Puijila's otter-like features, on the other hand, can be chalked up to convergent evolution. Because Puijila and otters were inhabiting the same sorts of environments, the sleek, otter-like body plan was the one best. In fact this conclusion is vindicated by other fossils in the fossil record. Potamotherium, another early seal, was once regarded as a sort of otter! However, it must be said that Puijila is not the ancestor of seals and sea lions. Puijila dates from the same time as Enaliarctos, about the Late Oligocene-Early Miocene time. Instead, Puijila shows us how seals and sea lions took to the sea, evolving from otter-like forms that thrived on the Arctic coast, spreading south via more oceanic forms into the Pacific and Atlantic oceans, respectively.

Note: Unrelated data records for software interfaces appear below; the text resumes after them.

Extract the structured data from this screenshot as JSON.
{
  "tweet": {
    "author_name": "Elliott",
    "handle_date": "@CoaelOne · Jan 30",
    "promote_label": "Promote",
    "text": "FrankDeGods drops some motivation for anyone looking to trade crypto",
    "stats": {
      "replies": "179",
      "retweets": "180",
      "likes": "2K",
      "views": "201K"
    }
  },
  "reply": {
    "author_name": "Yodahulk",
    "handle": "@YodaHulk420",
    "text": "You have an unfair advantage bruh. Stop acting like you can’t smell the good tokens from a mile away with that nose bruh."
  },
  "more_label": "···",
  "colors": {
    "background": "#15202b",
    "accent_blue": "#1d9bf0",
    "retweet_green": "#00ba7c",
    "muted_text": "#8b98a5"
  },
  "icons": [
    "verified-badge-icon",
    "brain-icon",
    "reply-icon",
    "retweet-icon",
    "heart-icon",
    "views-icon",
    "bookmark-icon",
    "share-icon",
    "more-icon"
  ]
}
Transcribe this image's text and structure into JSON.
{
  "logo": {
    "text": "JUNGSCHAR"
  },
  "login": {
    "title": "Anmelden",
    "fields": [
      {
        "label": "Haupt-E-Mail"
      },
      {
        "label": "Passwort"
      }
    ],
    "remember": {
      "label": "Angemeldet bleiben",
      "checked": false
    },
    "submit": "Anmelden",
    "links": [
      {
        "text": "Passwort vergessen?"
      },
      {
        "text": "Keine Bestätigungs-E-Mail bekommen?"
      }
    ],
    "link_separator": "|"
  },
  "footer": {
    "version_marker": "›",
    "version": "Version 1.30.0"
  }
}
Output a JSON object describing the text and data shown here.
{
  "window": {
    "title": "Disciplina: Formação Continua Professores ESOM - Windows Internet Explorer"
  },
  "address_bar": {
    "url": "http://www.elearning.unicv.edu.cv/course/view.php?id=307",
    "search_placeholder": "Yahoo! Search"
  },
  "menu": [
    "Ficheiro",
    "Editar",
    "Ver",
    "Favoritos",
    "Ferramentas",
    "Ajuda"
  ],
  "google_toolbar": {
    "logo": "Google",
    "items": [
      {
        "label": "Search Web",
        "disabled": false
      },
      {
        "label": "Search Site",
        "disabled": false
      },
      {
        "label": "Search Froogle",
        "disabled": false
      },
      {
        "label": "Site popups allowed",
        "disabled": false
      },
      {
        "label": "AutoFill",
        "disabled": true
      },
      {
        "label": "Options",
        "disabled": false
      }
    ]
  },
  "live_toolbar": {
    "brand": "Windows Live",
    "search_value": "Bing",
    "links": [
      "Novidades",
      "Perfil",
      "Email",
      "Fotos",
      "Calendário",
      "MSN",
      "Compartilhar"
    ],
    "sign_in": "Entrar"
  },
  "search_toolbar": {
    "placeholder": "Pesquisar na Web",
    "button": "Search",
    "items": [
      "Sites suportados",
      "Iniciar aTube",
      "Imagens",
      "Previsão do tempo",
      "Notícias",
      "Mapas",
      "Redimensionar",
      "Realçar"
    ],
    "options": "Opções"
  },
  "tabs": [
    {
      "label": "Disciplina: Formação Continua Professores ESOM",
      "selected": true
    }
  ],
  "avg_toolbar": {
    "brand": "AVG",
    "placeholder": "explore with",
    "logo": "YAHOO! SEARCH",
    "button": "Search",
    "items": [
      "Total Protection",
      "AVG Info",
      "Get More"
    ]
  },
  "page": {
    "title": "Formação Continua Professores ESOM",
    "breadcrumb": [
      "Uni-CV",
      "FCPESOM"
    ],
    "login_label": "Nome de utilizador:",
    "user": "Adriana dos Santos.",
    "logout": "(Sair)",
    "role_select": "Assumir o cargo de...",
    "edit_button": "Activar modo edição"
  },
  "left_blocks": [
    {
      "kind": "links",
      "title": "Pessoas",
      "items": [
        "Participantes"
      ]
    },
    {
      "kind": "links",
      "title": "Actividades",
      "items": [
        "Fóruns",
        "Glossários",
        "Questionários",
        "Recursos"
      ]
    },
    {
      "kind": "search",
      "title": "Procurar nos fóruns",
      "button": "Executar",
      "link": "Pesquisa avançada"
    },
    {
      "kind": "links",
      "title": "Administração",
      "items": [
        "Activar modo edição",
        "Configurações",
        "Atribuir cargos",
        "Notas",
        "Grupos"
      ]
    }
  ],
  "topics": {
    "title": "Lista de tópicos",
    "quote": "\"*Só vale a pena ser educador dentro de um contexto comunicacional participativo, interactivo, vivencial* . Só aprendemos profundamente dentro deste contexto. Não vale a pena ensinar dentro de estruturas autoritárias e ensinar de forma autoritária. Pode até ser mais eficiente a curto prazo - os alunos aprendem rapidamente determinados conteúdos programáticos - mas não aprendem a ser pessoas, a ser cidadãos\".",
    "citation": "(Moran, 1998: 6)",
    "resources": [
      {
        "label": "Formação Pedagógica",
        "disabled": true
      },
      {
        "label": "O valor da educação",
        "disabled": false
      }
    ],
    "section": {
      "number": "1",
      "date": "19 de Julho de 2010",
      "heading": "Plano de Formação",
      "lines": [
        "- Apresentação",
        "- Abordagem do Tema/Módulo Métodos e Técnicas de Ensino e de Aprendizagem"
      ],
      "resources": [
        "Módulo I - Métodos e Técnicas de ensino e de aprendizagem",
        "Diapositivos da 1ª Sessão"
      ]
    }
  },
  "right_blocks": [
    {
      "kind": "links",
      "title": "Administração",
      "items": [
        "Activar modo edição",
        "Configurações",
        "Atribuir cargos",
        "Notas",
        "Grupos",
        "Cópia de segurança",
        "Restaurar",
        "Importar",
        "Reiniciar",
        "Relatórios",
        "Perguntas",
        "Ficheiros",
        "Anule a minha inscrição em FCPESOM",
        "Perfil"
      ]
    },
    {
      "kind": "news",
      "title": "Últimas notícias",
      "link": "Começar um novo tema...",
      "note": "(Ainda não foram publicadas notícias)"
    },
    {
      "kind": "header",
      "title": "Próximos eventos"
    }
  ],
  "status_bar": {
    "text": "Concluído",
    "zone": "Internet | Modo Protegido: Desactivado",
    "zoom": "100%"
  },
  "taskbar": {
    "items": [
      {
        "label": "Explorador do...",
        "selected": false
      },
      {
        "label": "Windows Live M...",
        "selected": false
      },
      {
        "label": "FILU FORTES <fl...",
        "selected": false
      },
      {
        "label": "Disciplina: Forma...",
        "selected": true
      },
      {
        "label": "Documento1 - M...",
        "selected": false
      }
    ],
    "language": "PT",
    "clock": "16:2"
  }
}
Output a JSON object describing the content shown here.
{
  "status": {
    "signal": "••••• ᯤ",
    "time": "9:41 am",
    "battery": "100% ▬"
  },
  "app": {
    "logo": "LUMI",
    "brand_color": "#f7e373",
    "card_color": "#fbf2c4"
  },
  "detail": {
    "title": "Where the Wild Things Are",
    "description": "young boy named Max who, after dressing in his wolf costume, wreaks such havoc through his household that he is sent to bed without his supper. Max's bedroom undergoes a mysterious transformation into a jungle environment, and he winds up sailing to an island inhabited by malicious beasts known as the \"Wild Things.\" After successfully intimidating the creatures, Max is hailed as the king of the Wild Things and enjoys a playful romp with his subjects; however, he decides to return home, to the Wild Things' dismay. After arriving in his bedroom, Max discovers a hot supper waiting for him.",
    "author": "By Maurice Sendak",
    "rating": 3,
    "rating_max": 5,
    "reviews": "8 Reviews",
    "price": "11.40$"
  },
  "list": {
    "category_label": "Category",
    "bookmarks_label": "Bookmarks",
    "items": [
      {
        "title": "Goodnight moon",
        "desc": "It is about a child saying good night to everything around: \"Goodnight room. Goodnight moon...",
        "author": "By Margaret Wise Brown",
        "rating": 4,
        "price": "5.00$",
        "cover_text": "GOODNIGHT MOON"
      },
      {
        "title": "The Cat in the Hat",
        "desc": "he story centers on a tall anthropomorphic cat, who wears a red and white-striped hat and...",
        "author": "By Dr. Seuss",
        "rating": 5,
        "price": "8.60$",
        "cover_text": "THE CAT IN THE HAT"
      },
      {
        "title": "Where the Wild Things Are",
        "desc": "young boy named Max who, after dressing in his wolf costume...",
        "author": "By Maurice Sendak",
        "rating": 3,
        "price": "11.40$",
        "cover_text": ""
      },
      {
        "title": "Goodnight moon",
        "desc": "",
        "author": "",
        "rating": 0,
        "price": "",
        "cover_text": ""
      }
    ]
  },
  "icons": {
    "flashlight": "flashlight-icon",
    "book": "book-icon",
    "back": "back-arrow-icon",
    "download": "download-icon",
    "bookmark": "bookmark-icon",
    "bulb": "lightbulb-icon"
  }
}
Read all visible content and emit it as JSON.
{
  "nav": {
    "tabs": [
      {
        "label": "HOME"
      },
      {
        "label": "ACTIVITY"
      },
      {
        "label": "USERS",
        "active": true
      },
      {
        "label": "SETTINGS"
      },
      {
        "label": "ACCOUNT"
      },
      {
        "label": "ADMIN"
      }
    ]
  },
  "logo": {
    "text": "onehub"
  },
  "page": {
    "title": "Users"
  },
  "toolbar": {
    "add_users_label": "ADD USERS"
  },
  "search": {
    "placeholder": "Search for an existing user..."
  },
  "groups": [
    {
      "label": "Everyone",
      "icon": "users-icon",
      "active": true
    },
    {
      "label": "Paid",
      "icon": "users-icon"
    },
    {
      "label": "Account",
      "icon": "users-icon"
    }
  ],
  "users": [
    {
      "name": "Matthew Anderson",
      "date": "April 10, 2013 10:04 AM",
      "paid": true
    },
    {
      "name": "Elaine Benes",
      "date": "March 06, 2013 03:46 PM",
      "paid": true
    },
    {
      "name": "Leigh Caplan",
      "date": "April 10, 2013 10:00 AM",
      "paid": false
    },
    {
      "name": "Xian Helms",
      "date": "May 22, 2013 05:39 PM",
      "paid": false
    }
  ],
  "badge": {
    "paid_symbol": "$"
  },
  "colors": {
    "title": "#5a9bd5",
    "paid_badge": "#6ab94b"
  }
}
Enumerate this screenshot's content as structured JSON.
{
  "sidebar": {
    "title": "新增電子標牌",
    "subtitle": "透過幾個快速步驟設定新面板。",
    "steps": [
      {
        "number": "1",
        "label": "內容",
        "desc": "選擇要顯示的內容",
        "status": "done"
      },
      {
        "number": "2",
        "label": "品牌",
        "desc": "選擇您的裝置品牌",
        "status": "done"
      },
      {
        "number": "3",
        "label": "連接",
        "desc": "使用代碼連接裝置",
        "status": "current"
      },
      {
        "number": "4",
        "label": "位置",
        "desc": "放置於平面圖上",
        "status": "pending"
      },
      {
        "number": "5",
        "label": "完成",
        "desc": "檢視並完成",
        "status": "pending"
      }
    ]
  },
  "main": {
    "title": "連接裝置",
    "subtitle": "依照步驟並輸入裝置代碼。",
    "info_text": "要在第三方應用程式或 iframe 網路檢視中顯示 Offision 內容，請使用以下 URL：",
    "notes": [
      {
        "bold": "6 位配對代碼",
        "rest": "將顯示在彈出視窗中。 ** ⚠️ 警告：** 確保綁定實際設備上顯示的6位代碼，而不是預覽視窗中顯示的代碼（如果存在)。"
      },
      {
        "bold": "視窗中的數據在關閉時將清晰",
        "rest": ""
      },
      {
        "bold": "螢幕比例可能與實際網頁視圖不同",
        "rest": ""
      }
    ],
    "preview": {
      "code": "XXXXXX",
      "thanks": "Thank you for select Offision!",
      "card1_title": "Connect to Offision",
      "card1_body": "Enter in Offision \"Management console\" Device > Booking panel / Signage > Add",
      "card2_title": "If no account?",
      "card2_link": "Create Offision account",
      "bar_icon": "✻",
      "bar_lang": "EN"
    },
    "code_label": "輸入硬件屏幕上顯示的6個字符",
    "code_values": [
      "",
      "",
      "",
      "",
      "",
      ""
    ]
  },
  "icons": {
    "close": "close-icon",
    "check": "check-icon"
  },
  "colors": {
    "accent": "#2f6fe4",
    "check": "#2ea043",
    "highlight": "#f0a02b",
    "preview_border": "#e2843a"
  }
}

This amazing find also answers another nagging question about pinniped evolution, do seals and sea lions form a polyphyletic, or artificial, grouping, much like the now defunct classification term "pachyderms". The evidence Puijila gives us emphatically says no to this idea. Recent molecular and DNA analysises have given weight to the theory that seals and other pinnipeds do form an actual taxonomic group, but there are still doubters. Scientists have been arguing for quite some time on these matters. While one group supports the idea that seals and sea lions form a natural group, descended from bears; the other side suggests that seals and sea lions evolved convergently, the former evolving from the otters and the latter evolving from the bears. This side cites the fact the fossil Potamotherium as evidence for this theory, saying that it is the real ancestor of true seals, as well as the fact that sea lions are mostly known from the Pacific Ocean, while true seals are mostly an Atlantic phenomenon. Potamotherium has been reclassified as a very otter-like seal, adding weight against the concept of pinniped polyphyly, but Puijila strikes the final blow. Its features suggest a common ancestry with seals and sea lions, showing that pinnipeds are indeed a monophyletic grouping.

Wallace, D. 2007. Neptune's Ark. University of California Press, California.


Luciano said...

Very interesting.

I didn't know that Potamotherium is not considered a mustelid anymore. That's a little bit disappointing, because it used to be one of my favorite prehistoric mustelids...

Metalraptor said...

Yeah, sad, isn't it. But on the bright side, its now another of the bizzare pinnipeds that one finds all over the world. I can think of a couple more, such as Acrophoca, and if you read Neptune's Ark it talks about Pelagiarctos, the pinniped equivalent of a super predator. It has fused teeth like a walrus, but fangs like a land mammal.

Anyway, I noticed that you have been commenting recently on this blog Luciano. Does this mean you've become a frequent Metazoica reader?

Luciano said...

That's right. I check this place almost everyday now!

Timgal said...

Well, you're always welcome Luciano. :)

Metalraptor said...

I must warn you though, I update rather infrequently. Currently I am putting together articles on the harem-keeping behavior of Megapnosaurus, vampire ecology, and strange enigmas from Texas. But this might take a while, seeing as my paleontological library and my computer are on opposite sides of my house.

Luciano said...

Thank you, Timgal!

And Metalraptor: No problem. O'course I don't expect you to post new stuff everyminute. A good post takes some time to be written.

Timgal said...

Sure. If you want my help, but I'm not as good as Metalraptor. :)